In 1942, Friedrich, an even-keeled but unworldly young man, arrives in Berlin from bucolic Switzerland with dreams of becoming an artist. At a life drawing class, he is hypnotized by the beautiful model, Kristin, who soon becomes his energetic yet enigmatic guide to the bustling and cosmopolitan city, escorting him to underground jazz clubs where they drink cognac, dance and kiss. The war feels far away to Friedrich, who falls in love with Kristin as they spend time together in his rooms at the Grand Hotel, but as the months pass, the mood in the city darkens as the Nazis tighten their hold on Berlin, terrorizing any who are deemed foes of the Reich.

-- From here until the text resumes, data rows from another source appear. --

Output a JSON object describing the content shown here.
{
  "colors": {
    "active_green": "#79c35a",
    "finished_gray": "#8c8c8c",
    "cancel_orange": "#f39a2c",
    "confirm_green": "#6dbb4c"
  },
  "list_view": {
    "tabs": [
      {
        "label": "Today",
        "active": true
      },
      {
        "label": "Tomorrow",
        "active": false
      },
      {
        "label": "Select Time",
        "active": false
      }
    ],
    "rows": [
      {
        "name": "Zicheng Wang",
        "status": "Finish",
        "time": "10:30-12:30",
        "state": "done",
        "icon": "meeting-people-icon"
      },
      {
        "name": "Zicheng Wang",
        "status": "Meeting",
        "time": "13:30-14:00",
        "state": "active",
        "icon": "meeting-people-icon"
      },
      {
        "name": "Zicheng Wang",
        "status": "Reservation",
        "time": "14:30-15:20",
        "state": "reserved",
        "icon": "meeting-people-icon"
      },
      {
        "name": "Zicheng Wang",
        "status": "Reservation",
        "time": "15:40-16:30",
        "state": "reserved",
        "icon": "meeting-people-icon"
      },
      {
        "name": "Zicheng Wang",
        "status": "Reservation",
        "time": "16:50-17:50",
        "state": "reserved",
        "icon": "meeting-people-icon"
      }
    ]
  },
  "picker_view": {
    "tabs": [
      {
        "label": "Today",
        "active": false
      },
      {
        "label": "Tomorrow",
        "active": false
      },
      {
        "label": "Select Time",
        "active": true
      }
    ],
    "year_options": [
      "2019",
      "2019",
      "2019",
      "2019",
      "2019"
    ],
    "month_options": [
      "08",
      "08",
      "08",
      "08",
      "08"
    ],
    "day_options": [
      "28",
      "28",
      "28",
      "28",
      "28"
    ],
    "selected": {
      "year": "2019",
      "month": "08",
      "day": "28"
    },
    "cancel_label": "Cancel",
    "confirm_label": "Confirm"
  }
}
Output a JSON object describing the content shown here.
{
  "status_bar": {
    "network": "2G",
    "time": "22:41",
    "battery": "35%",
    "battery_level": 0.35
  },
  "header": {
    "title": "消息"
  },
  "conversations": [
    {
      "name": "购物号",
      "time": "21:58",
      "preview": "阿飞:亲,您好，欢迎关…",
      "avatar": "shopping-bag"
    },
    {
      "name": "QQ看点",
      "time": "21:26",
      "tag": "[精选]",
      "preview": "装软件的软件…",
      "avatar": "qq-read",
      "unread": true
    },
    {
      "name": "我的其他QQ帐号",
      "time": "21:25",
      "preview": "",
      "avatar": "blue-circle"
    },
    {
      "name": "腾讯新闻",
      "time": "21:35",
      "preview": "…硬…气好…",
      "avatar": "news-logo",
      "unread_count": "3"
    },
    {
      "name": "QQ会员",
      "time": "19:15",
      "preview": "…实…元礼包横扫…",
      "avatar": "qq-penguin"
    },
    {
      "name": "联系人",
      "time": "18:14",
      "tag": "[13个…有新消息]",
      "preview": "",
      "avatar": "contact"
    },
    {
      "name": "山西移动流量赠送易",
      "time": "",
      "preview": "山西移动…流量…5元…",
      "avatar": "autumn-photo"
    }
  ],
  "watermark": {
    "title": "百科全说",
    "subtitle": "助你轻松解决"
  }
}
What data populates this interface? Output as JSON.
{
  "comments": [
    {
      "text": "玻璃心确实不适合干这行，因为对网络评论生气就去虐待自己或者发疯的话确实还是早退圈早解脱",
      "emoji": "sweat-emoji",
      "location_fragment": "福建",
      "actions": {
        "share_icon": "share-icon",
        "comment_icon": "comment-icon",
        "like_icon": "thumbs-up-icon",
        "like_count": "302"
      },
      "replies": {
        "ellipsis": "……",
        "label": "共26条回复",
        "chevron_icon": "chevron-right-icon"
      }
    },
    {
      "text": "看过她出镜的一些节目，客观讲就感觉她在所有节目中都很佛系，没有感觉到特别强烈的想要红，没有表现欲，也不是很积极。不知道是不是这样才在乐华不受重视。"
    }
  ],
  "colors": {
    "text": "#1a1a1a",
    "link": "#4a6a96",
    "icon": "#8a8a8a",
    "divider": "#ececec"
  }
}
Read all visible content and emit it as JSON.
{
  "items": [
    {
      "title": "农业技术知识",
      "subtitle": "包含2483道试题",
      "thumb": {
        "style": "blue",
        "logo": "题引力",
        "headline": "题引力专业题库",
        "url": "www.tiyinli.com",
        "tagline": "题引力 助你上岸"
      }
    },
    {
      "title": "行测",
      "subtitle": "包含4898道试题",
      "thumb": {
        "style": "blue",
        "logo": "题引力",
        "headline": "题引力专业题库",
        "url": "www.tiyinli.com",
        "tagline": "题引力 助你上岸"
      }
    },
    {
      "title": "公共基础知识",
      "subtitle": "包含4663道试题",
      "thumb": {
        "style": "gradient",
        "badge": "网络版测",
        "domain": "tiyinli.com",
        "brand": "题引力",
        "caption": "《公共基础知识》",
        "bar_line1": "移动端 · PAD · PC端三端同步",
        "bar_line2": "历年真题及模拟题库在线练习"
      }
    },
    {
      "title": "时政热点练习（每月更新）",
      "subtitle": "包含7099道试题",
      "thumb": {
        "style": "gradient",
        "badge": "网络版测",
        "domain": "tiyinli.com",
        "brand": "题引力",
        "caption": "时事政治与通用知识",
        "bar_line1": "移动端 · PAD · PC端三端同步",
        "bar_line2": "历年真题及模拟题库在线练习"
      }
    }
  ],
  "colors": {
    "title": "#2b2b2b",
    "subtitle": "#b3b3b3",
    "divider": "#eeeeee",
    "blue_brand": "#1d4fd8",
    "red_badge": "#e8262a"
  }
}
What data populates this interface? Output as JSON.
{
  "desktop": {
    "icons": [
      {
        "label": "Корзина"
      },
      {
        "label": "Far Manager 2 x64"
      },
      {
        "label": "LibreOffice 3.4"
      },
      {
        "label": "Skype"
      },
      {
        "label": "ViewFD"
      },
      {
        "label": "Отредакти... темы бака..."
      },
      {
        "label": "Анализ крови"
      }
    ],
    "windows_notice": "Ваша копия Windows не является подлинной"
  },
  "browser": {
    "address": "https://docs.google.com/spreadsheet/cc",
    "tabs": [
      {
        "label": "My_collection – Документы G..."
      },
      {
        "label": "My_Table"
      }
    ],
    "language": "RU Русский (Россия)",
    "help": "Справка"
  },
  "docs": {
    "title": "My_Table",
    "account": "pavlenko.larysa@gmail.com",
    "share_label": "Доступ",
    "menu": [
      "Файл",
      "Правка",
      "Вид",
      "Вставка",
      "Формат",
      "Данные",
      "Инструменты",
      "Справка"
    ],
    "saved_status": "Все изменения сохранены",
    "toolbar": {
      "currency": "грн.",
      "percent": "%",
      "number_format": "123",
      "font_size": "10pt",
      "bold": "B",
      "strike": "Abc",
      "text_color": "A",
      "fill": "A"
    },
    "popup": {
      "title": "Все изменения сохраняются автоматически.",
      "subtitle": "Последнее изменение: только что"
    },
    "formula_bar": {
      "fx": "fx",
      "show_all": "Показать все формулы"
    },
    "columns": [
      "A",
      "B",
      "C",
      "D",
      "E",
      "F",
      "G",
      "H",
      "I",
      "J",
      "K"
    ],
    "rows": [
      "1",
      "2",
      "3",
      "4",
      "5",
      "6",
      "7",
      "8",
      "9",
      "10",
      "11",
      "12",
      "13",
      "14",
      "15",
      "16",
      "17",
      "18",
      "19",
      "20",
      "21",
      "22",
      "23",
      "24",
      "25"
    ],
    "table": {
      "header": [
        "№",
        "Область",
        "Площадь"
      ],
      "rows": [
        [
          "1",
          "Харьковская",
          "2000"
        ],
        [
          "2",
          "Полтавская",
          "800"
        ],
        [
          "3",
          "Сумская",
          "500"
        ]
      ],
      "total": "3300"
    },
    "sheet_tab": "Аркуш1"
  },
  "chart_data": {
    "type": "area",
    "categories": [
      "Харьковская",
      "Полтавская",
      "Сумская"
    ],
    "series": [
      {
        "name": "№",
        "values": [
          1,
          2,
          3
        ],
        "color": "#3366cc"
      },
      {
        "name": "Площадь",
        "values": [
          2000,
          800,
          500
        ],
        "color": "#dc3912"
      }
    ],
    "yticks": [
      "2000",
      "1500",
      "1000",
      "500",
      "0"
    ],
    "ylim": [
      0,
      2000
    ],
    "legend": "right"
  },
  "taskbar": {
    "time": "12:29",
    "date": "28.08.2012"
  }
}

One day, Kristin comes back to Friedrich's rooms in tears, battered and bruised. She tells him that her real name is Stella, and that she is Jewish, passing for Aryan. More disturbing still, she has troubling connections with the Gestapo that Friedrich does not fully understand. As Friedrich confronts Stella's unimaginable choices, he finds himself woefully unprepared for the history he is living through. Based in part on a real historical character, Stella sets a tortured love story against the backdrop of wartime Berlin, and powerfully explores questions of naiveté, young love, betrayal, and the horrors of history.